Two Little, Too Late: Five Awful Sequels Released Too Late

Most recently, the sequel to “The Big Lebowski” was released in theaters without much fanfare and much of a response, if we’re going to be honest. I wasn’t even aware there was a sequel in the works until I came across the trailer online by accident. “The Jesus Rolls” lacks just about everything “The Big Lebowski” brought to cult cinema, and John Turturro never makes much of an argument for why Jesus Quintana deserved a sequel/spin off during the entire film. It is pretty sad, considering I wouldn’t have minded if Jesus ended up sparking a cult classic in the same league as The Dude.
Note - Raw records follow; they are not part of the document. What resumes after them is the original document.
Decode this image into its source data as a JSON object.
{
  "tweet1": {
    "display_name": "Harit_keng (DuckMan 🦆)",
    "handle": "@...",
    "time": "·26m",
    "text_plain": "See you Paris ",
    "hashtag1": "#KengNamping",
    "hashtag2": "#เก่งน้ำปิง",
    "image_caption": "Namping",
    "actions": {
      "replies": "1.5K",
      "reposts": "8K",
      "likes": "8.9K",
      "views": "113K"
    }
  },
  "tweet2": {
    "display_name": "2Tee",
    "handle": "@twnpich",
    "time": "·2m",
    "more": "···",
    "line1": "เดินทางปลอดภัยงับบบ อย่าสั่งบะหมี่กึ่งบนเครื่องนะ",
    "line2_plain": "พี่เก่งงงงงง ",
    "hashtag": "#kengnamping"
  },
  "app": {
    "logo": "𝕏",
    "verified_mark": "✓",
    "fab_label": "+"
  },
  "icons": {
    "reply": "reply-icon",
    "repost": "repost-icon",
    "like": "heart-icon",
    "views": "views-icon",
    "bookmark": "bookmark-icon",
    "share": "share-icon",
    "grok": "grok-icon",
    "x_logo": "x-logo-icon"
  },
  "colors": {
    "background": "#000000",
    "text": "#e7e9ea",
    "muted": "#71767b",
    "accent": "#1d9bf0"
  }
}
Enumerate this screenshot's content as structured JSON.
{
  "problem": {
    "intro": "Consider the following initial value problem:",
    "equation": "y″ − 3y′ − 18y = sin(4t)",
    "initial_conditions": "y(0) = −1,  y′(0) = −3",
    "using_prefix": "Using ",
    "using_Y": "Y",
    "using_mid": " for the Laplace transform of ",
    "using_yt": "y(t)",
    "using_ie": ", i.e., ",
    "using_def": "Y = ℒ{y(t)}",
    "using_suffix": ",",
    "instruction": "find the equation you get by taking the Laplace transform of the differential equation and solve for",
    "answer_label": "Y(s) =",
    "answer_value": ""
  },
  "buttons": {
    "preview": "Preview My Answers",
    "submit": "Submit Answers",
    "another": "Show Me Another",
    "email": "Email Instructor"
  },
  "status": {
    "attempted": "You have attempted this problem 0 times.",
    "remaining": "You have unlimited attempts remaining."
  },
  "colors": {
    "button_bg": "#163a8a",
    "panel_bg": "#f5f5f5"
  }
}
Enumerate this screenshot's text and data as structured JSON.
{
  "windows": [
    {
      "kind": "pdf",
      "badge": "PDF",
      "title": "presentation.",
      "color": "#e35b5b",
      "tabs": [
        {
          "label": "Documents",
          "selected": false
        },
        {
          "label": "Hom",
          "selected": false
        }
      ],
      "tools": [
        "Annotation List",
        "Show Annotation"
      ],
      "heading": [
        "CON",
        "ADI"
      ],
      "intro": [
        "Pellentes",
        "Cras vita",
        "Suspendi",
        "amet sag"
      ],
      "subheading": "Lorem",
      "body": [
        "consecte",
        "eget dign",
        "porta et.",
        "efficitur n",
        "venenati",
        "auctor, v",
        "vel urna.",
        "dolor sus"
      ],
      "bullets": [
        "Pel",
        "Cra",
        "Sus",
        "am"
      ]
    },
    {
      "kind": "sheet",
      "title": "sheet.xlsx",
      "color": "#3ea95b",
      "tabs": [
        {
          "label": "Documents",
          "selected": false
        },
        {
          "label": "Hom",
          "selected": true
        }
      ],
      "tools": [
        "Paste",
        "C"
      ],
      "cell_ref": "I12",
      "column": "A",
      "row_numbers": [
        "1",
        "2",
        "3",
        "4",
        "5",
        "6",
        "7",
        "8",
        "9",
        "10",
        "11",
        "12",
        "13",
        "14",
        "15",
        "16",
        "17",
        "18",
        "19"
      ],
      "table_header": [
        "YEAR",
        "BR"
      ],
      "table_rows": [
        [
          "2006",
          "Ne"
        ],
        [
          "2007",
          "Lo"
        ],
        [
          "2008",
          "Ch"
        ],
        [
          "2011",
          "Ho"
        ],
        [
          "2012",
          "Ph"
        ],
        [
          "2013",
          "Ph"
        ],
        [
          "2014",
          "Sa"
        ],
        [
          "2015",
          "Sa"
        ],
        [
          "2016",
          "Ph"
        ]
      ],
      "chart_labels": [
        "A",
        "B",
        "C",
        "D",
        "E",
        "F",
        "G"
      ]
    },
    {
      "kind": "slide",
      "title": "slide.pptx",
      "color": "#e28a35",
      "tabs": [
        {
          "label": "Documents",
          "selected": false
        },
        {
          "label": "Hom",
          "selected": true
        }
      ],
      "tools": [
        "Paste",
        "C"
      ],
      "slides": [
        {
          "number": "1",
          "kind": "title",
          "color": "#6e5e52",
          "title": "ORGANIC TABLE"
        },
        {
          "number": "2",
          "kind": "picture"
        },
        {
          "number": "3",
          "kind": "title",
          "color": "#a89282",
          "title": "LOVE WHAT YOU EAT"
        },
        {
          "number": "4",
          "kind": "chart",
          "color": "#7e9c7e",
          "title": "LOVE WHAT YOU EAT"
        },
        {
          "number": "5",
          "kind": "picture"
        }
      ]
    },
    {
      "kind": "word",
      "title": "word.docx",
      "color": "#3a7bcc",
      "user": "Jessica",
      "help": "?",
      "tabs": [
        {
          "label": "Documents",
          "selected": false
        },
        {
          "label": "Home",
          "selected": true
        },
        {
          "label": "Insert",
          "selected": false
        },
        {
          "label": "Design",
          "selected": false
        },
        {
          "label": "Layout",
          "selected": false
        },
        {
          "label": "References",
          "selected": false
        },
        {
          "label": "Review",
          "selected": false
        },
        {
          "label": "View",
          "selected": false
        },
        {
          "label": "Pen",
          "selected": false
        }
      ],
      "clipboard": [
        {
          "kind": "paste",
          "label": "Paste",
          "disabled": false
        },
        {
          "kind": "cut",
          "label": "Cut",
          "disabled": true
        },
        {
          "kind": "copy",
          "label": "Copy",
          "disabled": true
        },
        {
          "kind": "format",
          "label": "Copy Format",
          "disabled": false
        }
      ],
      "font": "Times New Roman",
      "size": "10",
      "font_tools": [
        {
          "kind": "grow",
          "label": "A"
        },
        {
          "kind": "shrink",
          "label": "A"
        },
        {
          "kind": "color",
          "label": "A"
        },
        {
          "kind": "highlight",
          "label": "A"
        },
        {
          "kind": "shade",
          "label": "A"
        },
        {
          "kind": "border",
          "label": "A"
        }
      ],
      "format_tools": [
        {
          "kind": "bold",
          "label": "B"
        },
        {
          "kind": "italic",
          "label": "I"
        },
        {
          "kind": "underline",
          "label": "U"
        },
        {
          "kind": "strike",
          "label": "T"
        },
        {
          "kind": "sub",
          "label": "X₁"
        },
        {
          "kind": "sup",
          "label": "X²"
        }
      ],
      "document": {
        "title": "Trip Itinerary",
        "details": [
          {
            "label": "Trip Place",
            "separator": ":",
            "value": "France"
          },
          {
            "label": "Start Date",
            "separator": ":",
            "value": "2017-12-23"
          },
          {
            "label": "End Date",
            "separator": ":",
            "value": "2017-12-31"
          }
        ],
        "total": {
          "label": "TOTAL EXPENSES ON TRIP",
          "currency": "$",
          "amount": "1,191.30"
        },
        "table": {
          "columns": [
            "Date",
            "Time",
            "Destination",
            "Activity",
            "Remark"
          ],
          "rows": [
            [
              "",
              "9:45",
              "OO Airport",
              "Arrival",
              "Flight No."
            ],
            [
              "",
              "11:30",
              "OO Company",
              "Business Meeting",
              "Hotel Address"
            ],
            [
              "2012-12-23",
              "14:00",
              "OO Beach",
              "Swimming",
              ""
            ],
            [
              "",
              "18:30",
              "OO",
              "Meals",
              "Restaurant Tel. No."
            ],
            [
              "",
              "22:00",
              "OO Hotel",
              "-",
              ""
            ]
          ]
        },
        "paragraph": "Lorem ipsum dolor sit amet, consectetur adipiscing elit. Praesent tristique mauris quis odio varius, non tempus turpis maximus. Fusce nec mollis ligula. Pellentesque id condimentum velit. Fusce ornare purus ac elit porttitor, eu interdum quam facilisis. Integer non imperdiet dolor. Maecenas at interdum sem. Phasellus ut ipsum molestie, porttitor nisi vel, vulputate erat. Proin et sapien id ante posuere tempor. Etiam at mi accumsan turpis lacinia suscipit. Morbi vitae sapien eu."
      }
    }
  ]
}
That said, here are five other sequels that came years (sometimes decades) later, and flopped big time.

Dumb and Dumber To/Dumb and Dumberer: When Harry Met Lloyd
Released Twenty Years, and Nine Years After “Dumb and Dumber”
This is kind of a double gut punch, and while not technically a sequel, “When Harry Met Lloyd” is (kind of…) a follow up that tries to give fans the much requested sequel without Carrey or Daniels on board. “When Harry Met Lloyd” is a terrible, unfunny, and loud sequel that completely misses the point of the original 1994 movie. The sequel “Dumb and Dumber To” is a god awful and often depressing follow up re-uniting Jim Carrey and Jeff Daniels and putting them in these man child characters’ skins. They’re given nothing new or original to do, and seem bored most of the time. “Dumb and Dumber To” was so bad I opted not to review it after watching it the first time. It’s sad since “Dumb and Dumber” is still a laugh riot.

Independence Day: Resurgence
Released Twenty Years After “Independence Day”
Rather than striking while the iron was hot, Roland Emmerich took a whole two decades and finally gave us a follow up that wasn’t quite necessary. “Resurgence” arrives sans Will Smith and provides a silly, ridiculous, and often boring action follow up with a bunch of new characters that fail to muster up enough interest. Meanwhile, folks like Judd Hirsch, Bill Pullman, and Vivica A. Fox are shoehorned in to the film with not much fanfare or reasoning. “Resurgence” tries to build on the mythos while setting the stage for a full fledged expanded cinematic universe, and fails spectacularly from the starting gate trying to take an alien invasion film and transform it in to “Star Wars.” I wouldn’t hold my breath for part three.

The Blues Brothers 2000
Released Eighteen Years After “The Blues Brothers”
With the unfortunate death of John Belushi, The Blues Brothers were a dead music comedy combo that left us with a classic rock musical and action film. Never one to know when to call it quits, Dan Akroyd revives The Blues Brothers bringing along fellow Blues fan John Goodman in place of Belushi, as well as a rambunctious little boy who goes along for the ride. “The Blues Brothers 2000,” despite bring John Landis back, is a pale imitation of the original, lacking the comic timing, and epic pacing and never manages to regain even a hint of the original’s magic, even with Akroyd in tow.

The Mummy: Tomb of the Dragon Emperor
Released Seven Years After “The Mummy Returns”
The finale to “The Mummy” movie series before it was retooled in to a failed Tom Cruise franchise, “Tomb of the Dragon Emperor” is a waste of great ideas (fighting a trio of vicious yetis!) and a great cast. In place of Rachel Weisz is Maria Bello in a thankless role, Michelle Yeoh and Jet Li are given almost nothing to do, and the catastrophe of Rick and Evie’s son continues. He goes from an obnoxious British kid in “The Mummy Returns” to an obnoxious American teen in the animated series, and in only seven years is transformed in to twenty six year old man. This isn’t just a lackluster finale, it’s a lazy one, too.

The Matrix Reloaded/Revolutions
Released Four Years After “The Matrix”
The Wachowskis took way too long to unleash the sequels to “The Matrix” and that’s likely because “The Matrix” was kind of a surprise hit that not many banked on being such a cultural phenomenon. Four Years after the whole craziness of “The Matrix” died down and the style the film popularized was no longer in vogue, the sequel “Reloaded” arrived with kind of a collective shrug. Granted “Reloaded” is a bit better than “Revolutions,” but both films are muddled, dull, confusing, pile on the pseudo-philosophy about fate, and consciousness, and are juist sadly unsatisfying. The anthology “The Animatrix” is the true successor to “The Matrix” when all is said and done. Maybe the upcoming reboot will fix everything once and for all.